"For Romney to go Upstate, if indeed the demographics hold up, he could be expending efforts and enegries and funds in a place where he’s not going to be the winner."
Bierbauer said data from previous election cycles could provide clues about which candidates would succeed in which counties, but also cautioned against drawing too many conclusions.
For example, McCain and Romney have both fared well in the Charleston-area, but perhaps for different reasons.
"McCain did well in the Lowcountry because it’s where you’ve got the military bases, military retirees," Bierbauer said. "That was one of his strengths.
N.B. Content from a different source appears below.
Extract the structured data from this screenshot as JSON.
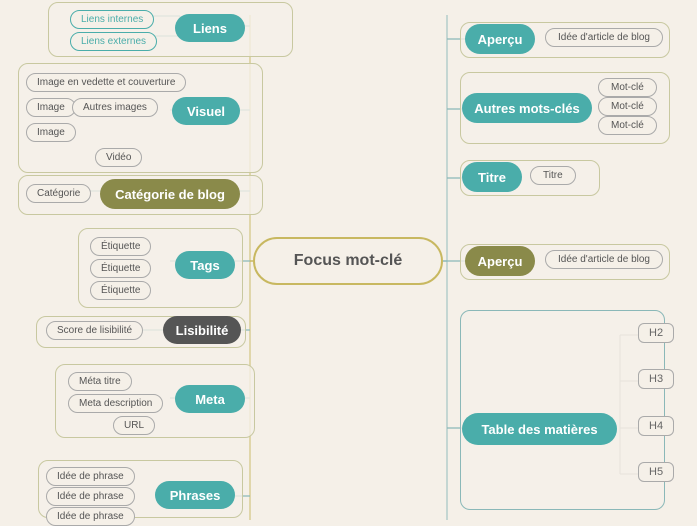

I'm not sure that we have a candidate with those matching credentials this time."
Bierbauer also said that growing areas of the state, like the Pee Dee, would play a significant role in the primary.
A primary tracker map organized by the Washington Post shows that when candidates have ventured away from the three main regions, they've generally travelled to the Pee Dee or the Beaufort area.
South Carolina Elections Commission spokesman Chris Whitmire said the lack of a Democratic primary this year could also have an impact.
"You may see a person who affiliates with the Democratic party who might not care, so they might not go to the polls at all," Whitmire said. "So a highly democratic county in the Midlands or Lowcountry may not see as much turnout [as 2008]. But a county in the Upstate where you see a highly Republican population, you might see a higher turnout."
Because South Carolina does not require registration by party, Whitmire said there was no reliable way to track how many Democrats participated in the open Republican primary.
Voters in Lexington County supported McCain during 2008, but Lexington Election Commission Director Dean Crepes said that didn't mean much for 2012.
"I'm not really sure who [Lexingtonians] are leaning toward because it changes every day," Crepes said.
Crepes said absentee voting had been steady during recent weeks and that he expected a better turnout this year because of the lack of a Democratic contest.
"We're definitely looking for a greater turnout than 2008," Crepes said. "Some polling places that had 400 voters in '08 might have 800 this year."
Crepes said no single issue was most important to Lexington voters and estimated a 50-50 split between those focused on social issues and those focused on the economy.
Ultimately, Bierbauer said, while county voting patterns may help a candidate plan his campaign, it won't decide the election.
"The essential question in terms of the voting on Saturday is whether the social conservatives or religious conservatives, that part of the electorate, coalesces around one candidate," Bierbauer said.
"If Santorum and Gingrich and, to a lesser degree, Perry divvy up that contingent, then Romney can get by with a 30 percent win."